§ Problem description
Filter by the string "selected": return the lines of the material that contain it.

* * * *

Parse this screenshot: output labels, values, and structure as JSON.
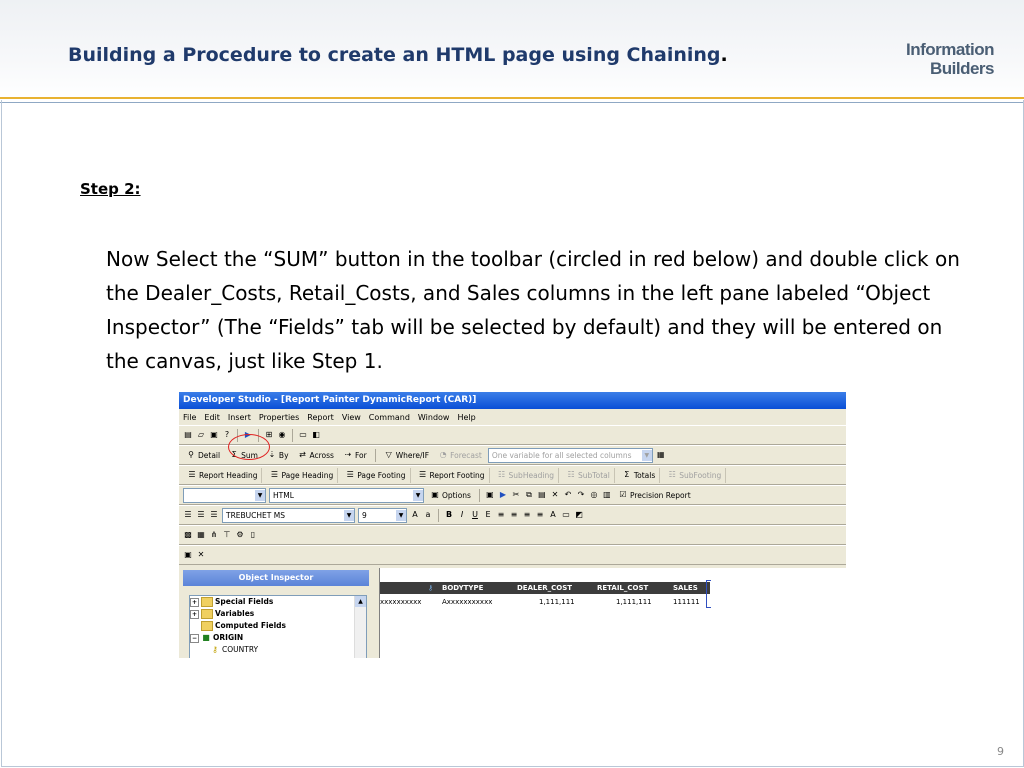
{
  "slide": {
    "title": "Building a Procedure to create an HTML page using Chaining",
    "title_period": ".",
    "logo_line1": "Information",
    "logo_line2": "Builders",
    "step": "Step 2:",
    "body": "Now Select the “SUM” button in the toolbar (circled in red below)  and double click on the Dealer_Costs, Retail_Costs, and Sales columns in the left pane labeled “Object Inspector” (The “Fields” tab  will be selected by default) and they will be entered on the canvas, just like Step 1.",
    "page_number": "9"
  },
  "app": {
    "window_title": "Developer Studio - [Report Painter DynamicReport (CAR)]",
    "menu": [
      "File",
      "Edit",
      "Insert",
      "Properties",
      "Report",
      "View",
      "Command",
      "Window",
      "Help"
    ],
    "toolbar2": {
      "detail": "Detail",
      "sum": "Sum",
      "by": "By",
      "across": "Across",
      "for": "For",
      "whereif": "Where/IF",
      "forecast": "Forecast",
      "variable_combo": "One variable for all selected columns"
    },
    "toolbar3": {
      "report_heading": "Report Heading",
      "page_heading": "Page Heading",
      "page_footing": "Page Footing",
      "report_footing": "Report Footing",
      "subheading": "SubHeading",
      "subtotal": "SubTotal",
      "totals": "Totals",
      "subfooting": "SubFooting"
    },
    "toolbar4": {
      "format_combo": "HTML",
      "options": "Options",
      "precision_report": "Precision Report"
    },
    "toolbar5": {
      "font_combo": "TREBUCHET MS",
      "size_combo": "9",
      "bold": "B",
      "italic": "I",
      "underline": "U"
    },
    "object_inspector": {
      "title": "Object Inspector",
      "items": [
        "Special Fields",
        "Variables",
        "Computed Fields",
        "ORIGIN",
        "COUNTRY"
      ]
    },
    "canvas": {
      "headers": [
        "BODYTYPE",
        "DEALER_COST",
        "RETAIL_COST",
        "SALES"
      ],
      "row": [
        "xxxxxxxxxx",
        "Axxxxxxxxxxx",
        "1,111,111",
        "1,111,111",
        "111111"
      ]
    }
  }
}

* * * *

§ Answer for this exercise
    "body": "Now Select the “SUM” button in the toolbar (circled in red below)  and double click on the Dealer_Costs, Retail_Costs, and Sales columns in the left pane labeled “Object Inspector” (The “Fields” tab  will be selected by default) and they will be entered on the canvas, just like Step 1.",
      "variable_combo": "One variable for all selected columns"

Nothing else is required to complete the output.